CAN THE AMERICAN MEN MOVE FORWARD ON GRASS? The French Open proved to be surprisingly successful for the US men, relatively speaking, with Donald Young and Jack Sock scoring some wins, and John Isner making the first fourth round appearance by an American man since 2012. Can the US contingent—rounded out by Bradley Klahn, Sam Querrey, Steve Johnson, Alex Kuznetsov, Ryan Harrison, Michael Russell, and Denis Kudla—advance further in England?

CAN RYAN HARRISON EVER CATCH A BREAK? For once, Ryan Harrison—who had to fight through qualifying for a place in the main draw—won’t have to face the likes of Rafa Nadal in the first round, but No. 11 seed Grigor Dimitrov is no walk in the park.

IS BABY FED READY TO GROW UP AND SHOW UP? The ka-ching! photogenic love match that is Maria Sharapova and Grigor Dimitrov is on a winning run of late, with the Bulgarian responding to his girlfriend’s French Open victory by taking the title in Eastbourne. His record at Wimbledon thus far hasn’t been impressive, but he’s definitely progressing, having won tourneys on hard court, clay, and grass this year. Can he make a great leap forward on the sport’s most hallowed stage?

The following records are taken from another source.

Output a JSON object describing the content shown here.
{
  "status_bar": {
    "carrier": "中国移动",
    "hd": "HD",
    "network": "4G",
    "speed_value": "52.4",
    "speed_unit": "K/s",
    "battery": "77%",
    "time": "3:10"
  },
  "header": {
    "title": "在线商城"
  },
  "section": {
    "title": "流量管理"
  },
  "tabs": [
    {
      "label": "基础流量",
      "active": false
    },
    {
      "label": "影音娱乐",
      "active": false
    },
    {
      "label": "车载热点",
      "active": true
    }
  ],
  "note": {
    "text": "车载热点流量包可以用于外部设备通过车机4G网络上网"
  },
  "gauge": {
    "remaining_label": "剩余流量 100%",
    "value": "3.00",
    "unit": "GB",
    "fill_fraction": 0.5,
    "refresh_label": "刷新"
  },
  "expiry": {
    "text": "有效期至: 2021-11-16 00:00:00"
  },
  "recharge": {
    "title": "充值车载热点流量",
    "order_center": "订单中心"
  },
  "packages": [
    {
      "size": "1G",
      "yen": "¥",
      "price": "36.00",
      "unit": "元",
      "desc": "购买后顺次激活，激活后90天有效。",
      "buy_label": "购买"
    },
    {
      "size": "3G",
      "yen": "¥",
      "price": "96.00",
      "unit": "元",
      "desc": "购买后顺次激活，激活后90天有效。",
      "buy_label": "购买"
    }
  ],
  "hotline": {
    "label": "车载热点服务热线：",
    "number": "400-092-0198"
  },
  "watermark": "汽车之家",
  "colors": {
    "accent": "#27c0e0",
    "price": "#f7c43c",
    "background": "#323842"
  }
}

WILL FEDERER REGAIN HIS CROWN AS KING OF GRASS? While seven-time Wimbledon champ Roger Federer fell to Ernests Gulbis in Paris, he’s had a strong year so far, and won the grass warm-up in Halle, defeating Kei Nishikori along the way. Many feel that if the Federer story includes another Slam title, it’s most likely to come at the All England Club—his peak moments of grace have been on the grass. But the surface can be a tricky mistress, and more recently, he’s struggled, making his first early departure from England in over a decade last year. On paper at least, his first three rounds this year don’t look threatening. Simply put, you can’t count Roger Federer out.